TASK TO CARRY OUT: Return the records below exactly as they are written.

INFORMATION SHOWN:
******
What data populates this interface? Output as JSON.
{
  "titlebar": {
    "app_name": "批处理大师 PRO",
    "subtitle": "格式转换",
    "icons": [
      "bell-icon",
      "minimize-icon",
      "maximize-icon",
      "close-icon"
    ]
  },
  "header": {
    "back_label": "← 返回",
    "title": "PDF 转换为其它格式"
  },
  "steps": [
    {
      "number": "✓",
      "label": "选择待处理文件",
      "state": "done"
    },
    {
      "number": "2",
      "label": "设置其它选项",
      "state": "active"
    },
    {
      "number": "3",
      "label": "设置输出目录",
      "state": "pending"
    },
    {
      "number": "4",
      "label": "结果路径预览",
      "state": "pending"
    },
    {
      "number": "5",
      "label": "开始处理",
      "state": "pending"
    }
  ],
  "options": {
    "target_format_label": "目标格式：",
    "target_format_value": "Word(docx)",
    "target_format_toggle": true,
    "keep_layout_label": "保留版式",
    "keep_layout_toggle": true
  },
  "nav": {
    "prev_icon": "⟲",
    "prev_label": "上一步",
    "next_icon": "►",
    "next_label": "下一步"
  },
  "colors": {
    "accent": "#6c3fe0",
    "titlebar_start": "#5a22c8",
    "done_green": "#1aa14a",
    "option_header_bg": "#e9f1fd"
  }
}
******
ANSWER AREA:
What data populates this interface? Output as JSON.
{
  "titlebar": {
    "app_name": "批处理大师 PRO",
    "subtitle": "格式转换",
    "icons": [
      "bell-icon",
      "minimize-icon",
      "maximize-icon",
      "close-icon"
    ]
  },
  "header": {
    "back_label": "← 返回",
    "title": "PDF 转换为其它格式"
  },
  "steps": [
    {
      "number": "✓",
      "label": "选择待处理文件",
      "state": "done"
    },
    {
      "number": "2",
      "label": "设置其它选项",
      "state": "active"
    },
    {
      "number": "3",
      "label": "设置输出目录",
      "state": "pending"
    },
    {
      "number": "4",
      "label": "结果路径预览",
      "state": "pending"
    },
    {
      "number": "5",
      "label": "开始处理",
      "state": "pending"
    }
  ],
  "options": {
    "target_format_label": "目标格式：",
    "target_format_value": "Word(docx)",
    "target_format_toggle": true,
    "keep_layout_label": "保留版式",
    "keep_layout_toggle": true
  },
  "nav": {
    "prev_icon": "⟲",
    "prev_label": "上一步",
    "next_icon": "►",
    "next_label": "下一步"
  },
  "colors": {
    "accent": "#6c3fe0",
    "titlebar_start": "#5a22c8",
    "done_green": "#1aa14a",
    "option_header_bg": "#e9f1fd"
  }
}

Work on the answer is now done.